The public outcry against Huawei over the past week is rare, given the company’s rising status as a leader in 5G and an object of national pride and patriotism amid Canada’s ongoing detention of its CEO’s daughter, Meng Wanzhou, at the behest of the U.S. over the company’s alleged violations of sanctions against Iran — allegations many political apparatchiks in China view as arbitrary and groundless.
You Yunting, a Shanghai-based lawyer, told The Paper that Huawei’s handling of Li’s case has exposed two problems. First, Huawei should not have pursued a criminal case for what was clearly a labor dispute, You said, adding that the decision to do so speaks volumes about the company’s problematic corporate culture. Second, Li’s 251-day detention reveals serious flaws in how Shenzhen law enforcement handles criminal cases. The lawyer believes Huawei was trying to make an example of Li — a warning to future employees who might otherwise cause a fuss over larger severance packages.
“I considered the consequences, but I never thought the cost would be jail,” Li told Jiemian.
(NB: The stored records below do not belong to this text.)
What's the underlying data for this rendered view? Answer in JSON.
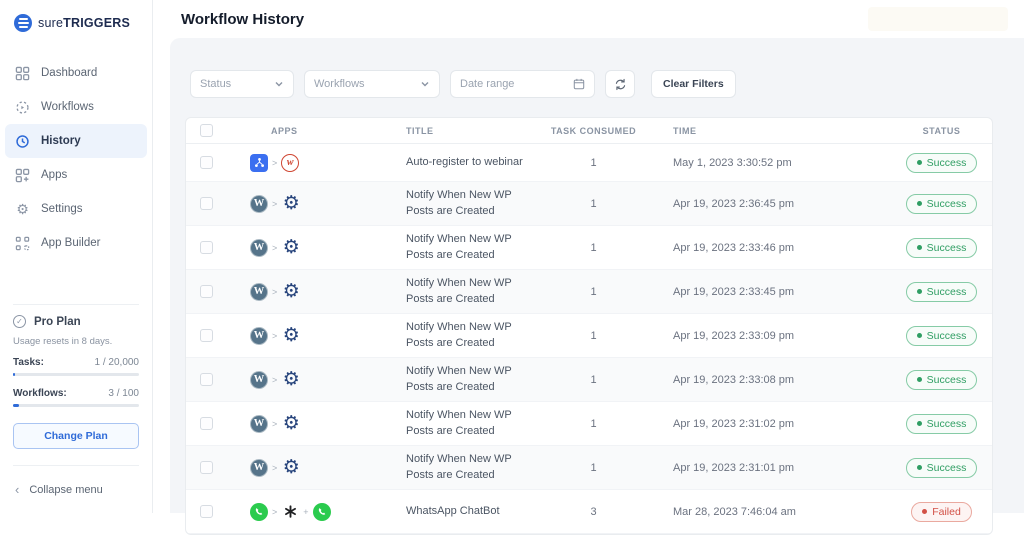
{
  "app": {
    "brand_part1": "sure",
    "brand_part2": "TRIGGERS"
  },
  "sidebar": {
    "items": [
      {
        "label": "Dashboard",
        "icon": "dashboard-icon",
        "active": false
      },
      {
        "label": "Workflows",
        "icon": "workflows-icon",
        "active": false
      },
      {
        "label": "History",
        "icon": "history-icon",
        "active": true
      },
      {
        "label": "Apps",
        "icon": "apps-icon",
        "active": false
      },
      {
        "label": "Settings",
        "icon": "settings-icon",
        "active": false
      },
      {
        "label": "App Builder",
        "icon": "app-builder-icon",
        "active": false
      }
    ],
    "plan": {
      "name": "Pro Plan",
      "usage_note": "Usage resets in 8 days.",
      "tasks_label": "Tasks:",
      "tasks_value": "1 / 20,000",
      "workflows_label": "Workflows:",
      "workflows_value": "3 / 100",
      "change_plan_label": "Change Plan"
    },
    "collapse_label": "Collapse menu"
  },
  "header": {
    "title": "Workflow History"
  },
  "filters": {
    "status_placeholder": "Status",
    "workflows_placeholder": "Workflows",
    "date_range_placeholder": "Date range",
    "clear_button": "Clear Filters"
  },
  "table": {
    "headers": {
      "apps": "APPS",
      "title": "TITLE",
      "tasks": "TASK CONSUMED",
      "time": "TIME",
      "status": "STATUS"
    },
    "rows": [
      {
        "apps": [
          "suretriggers",
          ">",
          "webinarjam"
        ],
        "title": "Auto-register to webinar",
        "tasks": "1",
        "time": "May 1, 2023 3:30:52 pm",
        "status": "Success"
      },
      {
        "apps": [
          "wordpress",
          ">",
          "gear"
        ],
        "title": "Notify When New WP Posts are Created",
        "tasks": "1",
        "time": "Apr 19, 2023 2:36:45 pm",
        "status": "Success"
      },
      {
        "apps": [
          "wordpress",
          ">",
          "gear"
        ],
        "title": "Notify When New WP Posts are Created",
        "tasks": "1",
        "time": "Apr 19, 2023 2:33:46 pm",
        "status": "Success"
      },
      {
        "apps": [
          "wordpress",
          ">",
          "gear"
        ],
        "title": "Notify When New WP Posts are Created",
        "tasks": "1",
        "time": "Apr 19, 2023 2:33:45 pm",
        "status": "Success"
      },
      {
        "apps": [
          "wordpress",
          ">",
          "gear"
        ],
        "title": "Notify When New WP Posts are Created",
        "tasks": "1",
        "time": "Apr 19, 2023 2:33:09 pm",
        "status": "Success"
      },
      {
        "apps": [
          "wordpress",
          ">",
          "gear"
        ],
        "title": "Notify When New WP Posts are Created",
        "tasks": "1",
        "time": "Apr 19, 2023 2:33:08 pm",
        "status": "Success"
      },
      {
        "apps": [
          "wordpress",
          ">",
          "gear"
        ],
        "title": "Notify When New WP Posts are Created",
        "tasks": "1",
        "time": "Apr 19, 2023 2:31:02 pm",
        "status": "Success"
      },
      {
        "apps": [
          "wordpress",
          ">",
          "gear"
        ],
        "title": "Notify When New WP Posts are Created",
        "tasks": "1",
        "time": "Apr 19, 2023 2:31:01 pm",
        "status": "Success"
      },
      {
        "apps": [
          "whatsapp",
          ">",
          "openai",
          "+",
          "whatsapp"
        ],
        "title": "WhatsApp ChatBot",
        "tasks": "3",
        "time": "Mar 28, 2023 7:46:04 am",
        "status": "Failed"
      }
    ]
  },
  "colors": {
    "accent_blue": "#2f6bd8",
    "success_green": "#2f9e63",
    "failed_red": "#d25046",
    "panel_bg": "#f3f5f8"
  }
}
During his detention, his grandfather passed away, Li said, and his wife had to keep his whereabouts a secret from his daughter.
Following his release from jail, the 42-year-old says he would like to start his own business, as he’s “too old” to be employed elsewhere. In his most recent interview with The Paper, Li said he’s in the process of leaving Shenzhen to return to his hometown in Zhejiang. He said he doesn’t plan to accept further media interviews, as the case has already spiraled “out of control.”
To many in China, Li represents the quintessential everyman, working for — and then striving against — a large, faceless company. “The reason the public cares so much about this case is not because they’re out to get Huawei, but because they are all scared of becoming the next Li Hongyuan,” wrote one Weibo user.
Editor: David Paulk.
(Header image: Security guards patrol the grounds outside Huawei’s offices in Beijing, Dec. 6, 2018. Thomas Pete/VCG)